Indeed, virtually any supernatural horror can trace its lineage back to early gothic works. There is an unseen world beyond the physical one, says the gothic tradition, a world that is chaotic, monstrous and dangerous. It is a world H.P. Lovecraft hinted at in stories like "The Dunwich Horror" and "The Haunter of the Dark," stories which chronicled the intrusion of awe- inspiring Elder Gods into quaint New England normalcy. Lovecraft seemed to apply the principles of Gothic architecture to the mythos of his Elder Gods in order to create beings that were unimaginably massive, complex, overwhelmingly strange and dangerous to frail human sanity. It is unsurprising, then, that Lovecraft never shed full light on these entities, preferring instead to offer us quick, tantalizing glimpses.
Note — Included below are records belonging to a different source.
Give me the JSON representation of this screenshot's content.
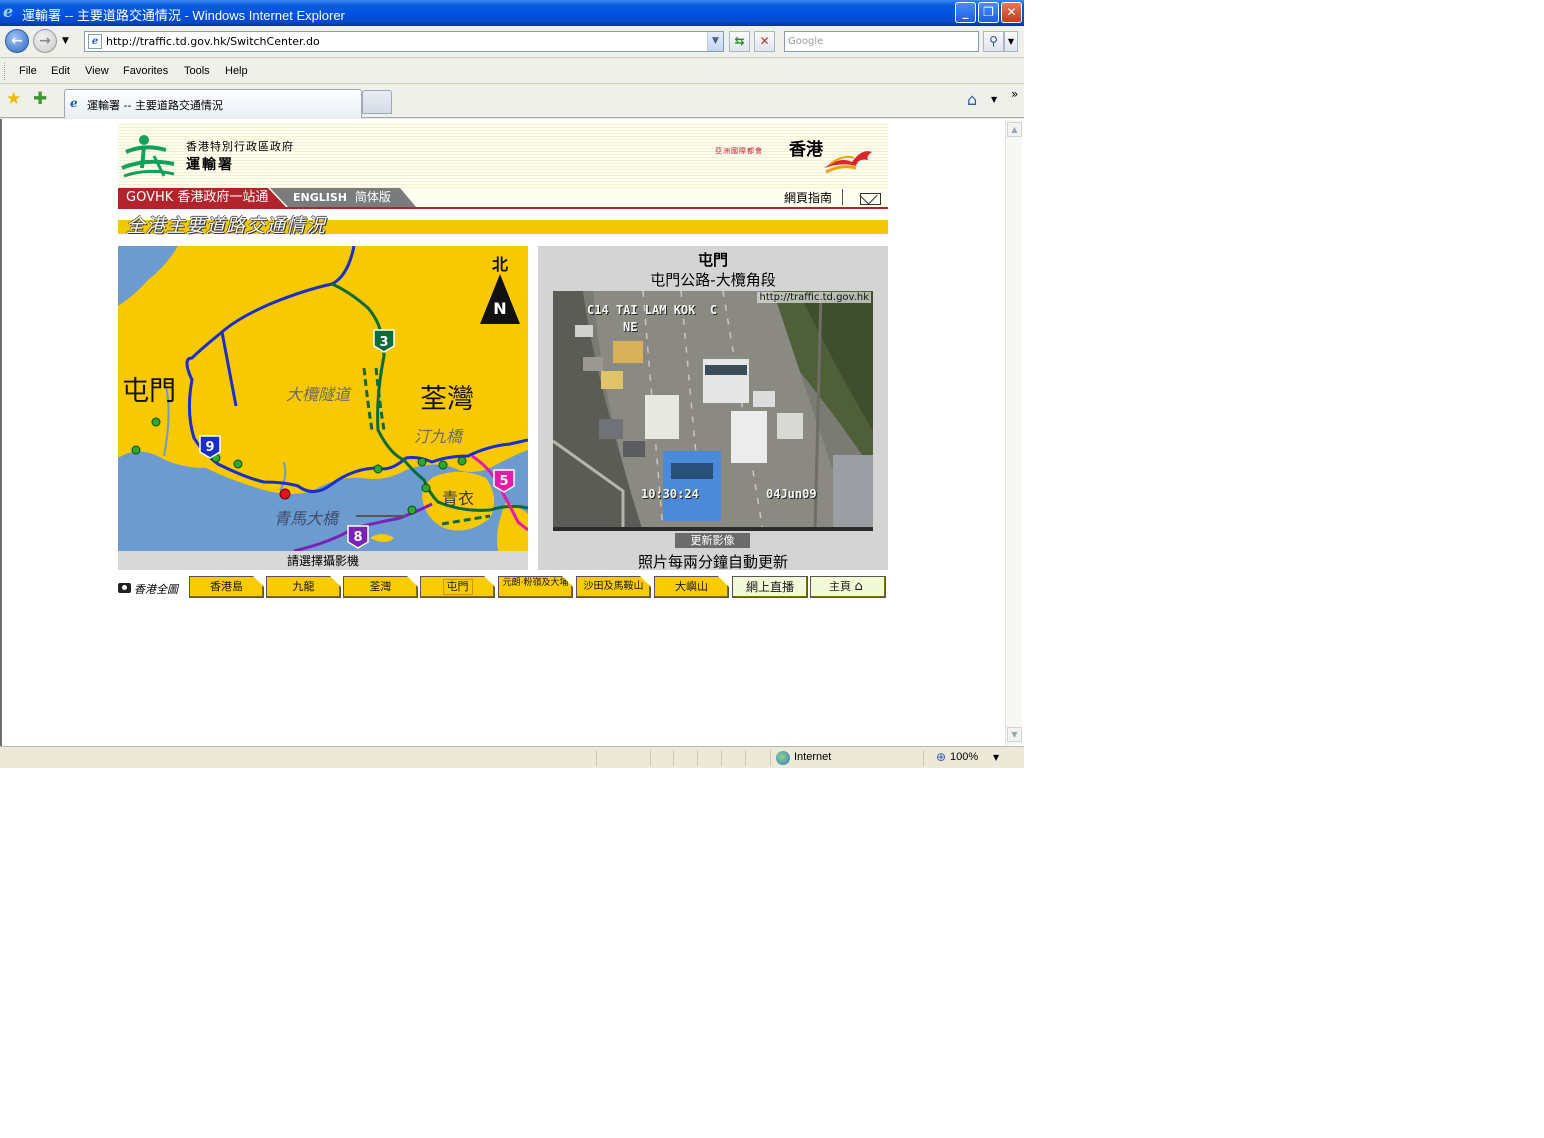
{
  "window": {
    "title": "運輸署 -- 主要道路交通情況 - Windows Internet Explorer",
    "controls": [
      "minimize",
      "restore",
      "close"
    ]
  },
  "navbar": {
    "url": "http://traffic.td.gov.hk/SwitchCenter.do",
    "search_placeholder": "Google"
  },
  "menu": [
    "File",
    "Edit",
    "View",
    "Favorites",
    "Tools",
    "Help"
  ],
  "tabs": {
    "active_label": "運輸署 -- 主要道路交通情況"
  },
  "header": {
    "org_small": "香港特別行政區政府",
    "org_big": "運輸署",
    "asia_city": "亞洲國際都會",
    "hongkong": "香港",
    "govhk": "GOVHK 香港政府一站通",
    "english": "ENGLISH",
    "simplified": "简体版",
    "site_guide": "網頁指南"
  },
  "page_title": "全港主要道路交通情況",
  "map": {
    "labels": {
      "tuen_mun": "屯門",
      "tsuen_wan": "荃灣",
      "tai_lam_tunnel": "大欖隧道",
      "ting_kau_bridge": "汀九橋",
      "tsing_yi": "青衣",
      "tsing_ma_bridge": "青馬大橋",
      "north": "北",
      "north_n": "N"
    },
    "route_numbers": [
      "3",
      "9",
      "5",
      "8"
    ],
    "caption": "請選擇攝影機"
  },
  "camera": {
    "district": "屯門",
    "road": "屯門公路-大欖角段",
    "watermark": "http://traffic.td.gov.hk",
    "cam_id": "C14 TAI LAM KOK  C",
    "direction": "NE",
    "time": "10:30:24",
    "date": "04Jun09",
    "refresh_label": "更新影像",
    "note": "照片每兩分鐘自動更新"
  },
  "district_tabs": {
    "all_map": "香港全圖",
    "items": [
      "香港島",
      "九龍",
      "荃灣",
      "屯門",
      "元朗‧粉嶺及大埔",
      "沙田及馬鞍山",
      "大嶼山",
      "網上直播",
      "主頁"
    ]
  },
  "status": {
    "zone": "Internet",
    "zoom": "100%"
  },
  "colors": {
    "map_land": "#f8c800",
    "map_sea": "#6c9bd0",
    "route_blue": "#1a2fc9",
    "route_green": "#0b6b3a",
    "govhk_red": "#b2242b",
    "tab_yellow": "#f8cc00"
  }
}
Any more than that could be fatal.


When Hollywood began resurrecting gothic literature for the silver screen, the visual style of films such as the 1931 versions of Dracula and Frankenstein were works of eerie artistry. But gothic imagery was used for little more than horror film backdrops and Halloween decorum during the next fifty years.

In the mid 1980s, rock bands like Misfits and Bauhaus were making their mark in the underground music scene. Their sound was a derivative of the punk style that defied popular music trends, and the bands began incorporating gothic imagery into their stage show. As the underground alternative movement progressed steadily forward, the new wave scene of the 80s gave way to the darkwave scene of the 90s, and a new breed of Goths arose.

This misunderstood and maligned brood reveled in the celebration of things gloomy and mysterious. They found solace in the shadows of culture, and with their passionate appreciation for music, art and literature came a creative form of self-expression. They emerged from the subterranean realms with pale skin and black hair, donned in the prerequisite black attire, to prowl the night. Their clothing was a resurgence of romantic and sensual fashions that were a stark contrast to the popular, disheveled grunge look of the day.

In 1994, the landmark movie The Crow opened the flood gates for the gothic movement, releasing it into the mainstream. The term gothic was being applied to a broad spectrum of music that varied from acoustic ethereal to electronic dance to industrial metal.

While goth acts such as The Cure and Nine Inch Nails boldly invaded the domain of popular music, bands such as Faith and The Muse, Switchblade Symphony, and This Ascension remained firmly rooted in the underground.

Today the word gothic can best be defined as an artistic expression that embraces the melancholy and the mysterious. It is a mixture of the elegant and the eerie, a wondrous and sinister beauty that may only be appreciated by those with a thirst for the dark side.